What needs to be done
Could the data below be copied exactly, minus the pictures?

▼

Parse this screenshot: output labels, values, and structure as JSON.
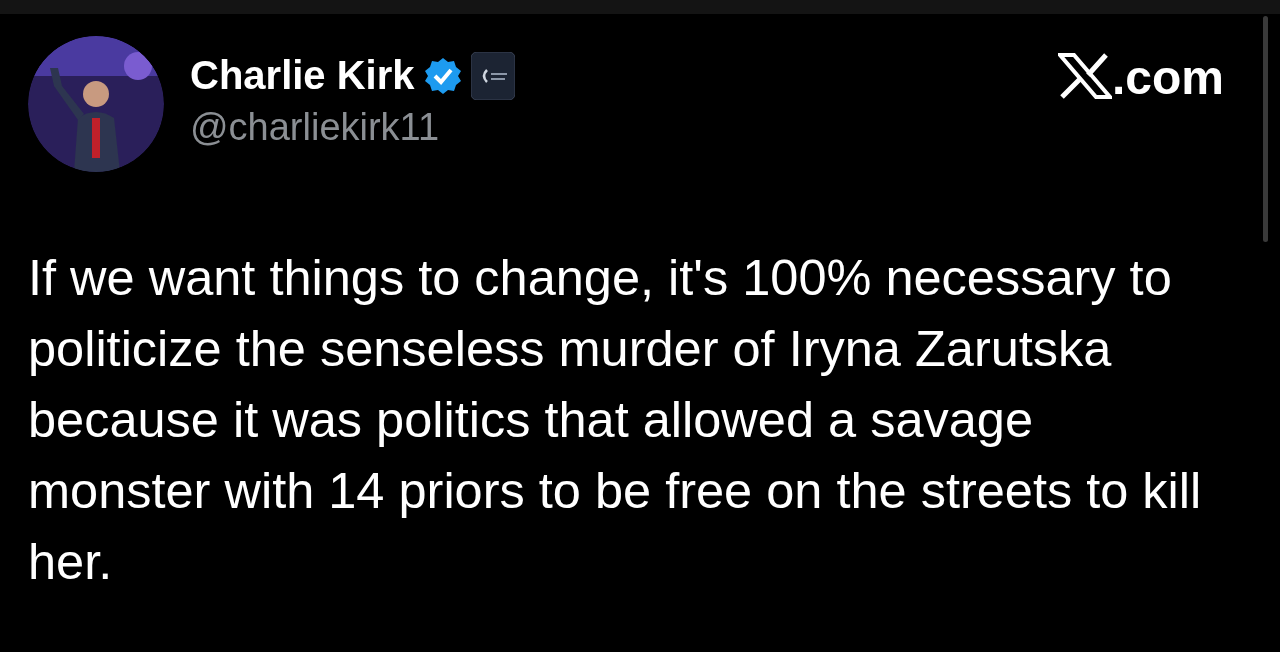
{
  "author": {
    "name": "Charlie Kirk",
    "verified": true,
    "handle": "@charliekirk11"
  },
  "site": {
    "label": ".com"
  },
  "post": {
    "text": "If we want things to change, it's 100% necessary to politicize the senseless murder of Iryna Zarutska because it was politics that allowed a savage monster with 14 priors to be free on the streets to kill her."
  }
}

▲

Task answer
Parse this screenshot: output labels, values, and structure as JSON.
{
  "author": {
    "name": "Charlie Kirk",
    "verified": true,
    "handle": "@charliekirk11"
  },
  "site": {
    "label": ".com"
  },
  "post": {
    "text": "If we want things to change, it's 100% necessary to politicize the senseless murder of Iryna Zarutska because it was politics that allowed a savage monster with 14 priors to be free on the streets to kill her."
  }
}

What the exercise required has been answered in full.